NORWALK, Conn. — Some little items for you:
- SoNo Collection stats
- OPM compares mill rate data
- ‘Motion to go woo-woo’
Calls to police, calls for a ride
The first 10 days of The SoNo Collection resulted in 13 Norwalk Police Department calls for service, Lt. Terrance Blake said.
That’s from Oct. 11 to Oct. 21. “These calls range from medical assists, larcenies, alarms, lost property and suspicious persons,” he wrote Tuesday.
A mall retail employee told NancyOnNorwalk this week that the structure has high definition cameras covering just about every square inch. There are some people coming into the city to check out the mall’s vulnerabilities, but they aren’t getting very far, according to the employee.
Then there’s Wheels2U, the currently free on-demand microtransit service operating Thursday through Saturday evenings and from noon to 9 p.m. Sunday in Norwalk’s urban areas. This is what evolved from talk of a circulator when the mall was in its early stages of the approval process; basically, it’s a large van. You schedule your ride via an app.
The first weekend, from Oct. 10-13, there were more than 39 riders on Wheels2U traveling to and from The SoNo Collection, according to “As more stores continue to come on board, they anticipate seeing this climbing higher,” he wrote on Oct. 16.
The second weekend, from Oct. 17-21, there were more than 63 riders used Wheels 2U to travel to and from the SoNo Collection, he said.
State mill rates
Compared to other Connecticut cities, Norwalk’s mill rate is low.
That’s the gist of an Oct. 12 Patch article, which features information provided by the Connecticut Office of Policy and Management.

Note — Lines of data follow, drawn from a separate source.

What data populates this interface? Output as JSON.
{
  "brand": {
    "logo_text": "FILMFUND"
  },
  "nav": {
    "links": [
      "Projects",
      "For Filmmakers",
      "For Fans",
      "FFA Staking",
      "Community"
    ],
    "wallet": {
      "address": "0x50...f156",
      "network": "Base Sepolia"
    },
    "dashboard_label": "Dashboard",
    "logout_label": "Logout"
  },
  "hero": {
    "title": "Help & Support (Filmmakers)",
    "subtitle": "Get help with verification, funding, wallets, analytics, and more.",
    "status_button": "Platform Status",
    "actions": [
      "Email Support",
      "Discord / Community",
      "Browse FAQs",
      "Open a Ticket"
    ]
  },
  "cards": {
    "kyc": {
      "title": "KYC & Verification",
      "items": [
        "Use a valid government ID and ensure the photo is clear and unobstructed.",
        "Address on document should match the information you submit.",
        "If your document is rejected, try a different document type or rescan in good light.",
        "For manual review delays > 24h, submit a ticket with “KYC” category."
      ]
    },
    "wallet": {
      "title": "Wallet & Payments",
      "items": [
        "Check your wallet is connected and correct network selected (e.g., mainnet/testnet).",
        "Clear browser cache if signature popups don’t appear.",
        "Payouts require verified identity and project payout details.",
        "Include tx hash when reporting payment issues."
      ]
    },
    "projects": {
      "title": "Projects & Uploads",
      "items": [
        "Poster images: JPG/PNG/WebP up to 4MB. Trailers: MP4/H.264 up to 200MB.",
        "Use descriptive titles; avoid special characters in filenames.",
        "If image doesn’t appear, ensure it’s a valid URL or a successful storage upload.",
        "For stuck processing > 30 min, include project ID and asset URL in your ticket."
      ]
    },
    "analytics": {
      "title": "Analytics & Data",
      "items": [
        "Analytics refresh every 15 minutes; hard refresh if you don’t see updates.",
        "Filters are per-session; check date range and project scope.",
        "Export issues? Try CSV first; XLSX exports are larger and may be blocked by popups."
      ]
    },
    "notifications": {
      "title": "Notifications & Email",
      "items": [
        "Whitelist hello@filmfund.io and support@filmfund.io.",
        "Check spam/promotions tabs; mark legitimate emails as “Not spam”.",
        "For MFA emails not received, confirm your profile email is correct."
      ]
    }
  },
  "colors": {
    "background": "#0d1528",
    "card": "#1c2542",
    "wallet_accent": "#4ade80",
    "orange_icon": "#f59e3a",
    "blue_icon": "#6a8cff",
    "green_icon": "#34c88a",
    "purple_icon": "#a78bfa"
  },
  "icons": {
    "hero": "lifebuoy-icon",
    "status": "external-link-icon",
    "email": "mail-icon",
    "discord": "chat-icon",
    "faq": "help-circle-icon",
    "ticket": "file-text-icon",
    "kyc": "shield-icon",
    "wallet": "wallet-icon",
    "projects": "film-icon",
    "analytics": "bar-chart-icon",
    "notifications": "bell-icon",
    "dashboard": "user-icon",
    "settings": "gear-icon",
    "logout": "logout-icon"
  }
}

Here’s a sampling of information:
- Hartford 74.29
- Waterbury 60.21
- East Hartford 49.11
- Bridgeport 53.99
- New Haven 42.98
- New London 39.9
- East Haven 32.42
- Milford 27.71
- Danbury 27.6
- Stamford “A” 26.35
- Stamford “B” 25.64
- Stamford “C” 25.33
- Stamford “CS” 25.77
- Norwalk 1st, 2nd, 3rd and 4th districts 23.315
Kudos for Biagiarelli
Norwalk Tax Collector Lisa Biagiarelli got an unusual reaction in September when she delivered her monthly report to the Common Council Finance Committee.
“Would be very appropriate to say Woo-woo?” Finance Committee Chairman Greg Burnett (D-At Large) asked.
Norwalk had collected 99.4% of the actual adjusted levy in the 14-month period auditors were looking at and “that’s actually a very good rate for a levy that’s as high as ours,” she had said.
Yes, he could say “Woo-woo,” she said, suggesting that he do it again.
“Make a motion to go ‘woo-woo,’” he joked.
“We also are starting to now think about the second installment billing which if you remember I usually try to get that done around November, around Thanksgiving time,” she said. “Get it in the mail by the second week of December, because we don’t want people spending their holiday money.”
And, “It was a very clean collection. There were no major issues, there were no major problems,” she said.
The tax sale will be in July and, “We’re starting to come up with what we think our criteria might be,” she said. “We’re probably going to want to do very similar to what we did last time to try to get in about $5 million on the sale.”
Burnett thanked her for her work and said, “Let’s hit 99.5 next year.”
The October Committee meeting was cancelled.
Biagiarelli’s Oct. 10 memo gives an update:
“As of the end of September 2019, three months into our new fiscal year, we had collected more than $173 million, or 52.37% of our $330 million adjusted tax levy. In addition, as of the end of September, 2019, we collected more than $8 million of our sewer use levy, or 48.31%. We also collected 74.56% of the year’s IPP (Industrial Pretreatment Program) fee on behalf of the Water Pollution Control Authority. Compared with the prior fiscal year, our tax collection rate is slightly behind by 0.19%.
“With regard to prior years’ collections, through the month of September 2019, we showed a net collection of more than $1.5 million in back taxes, interest, lien fees and other fees.”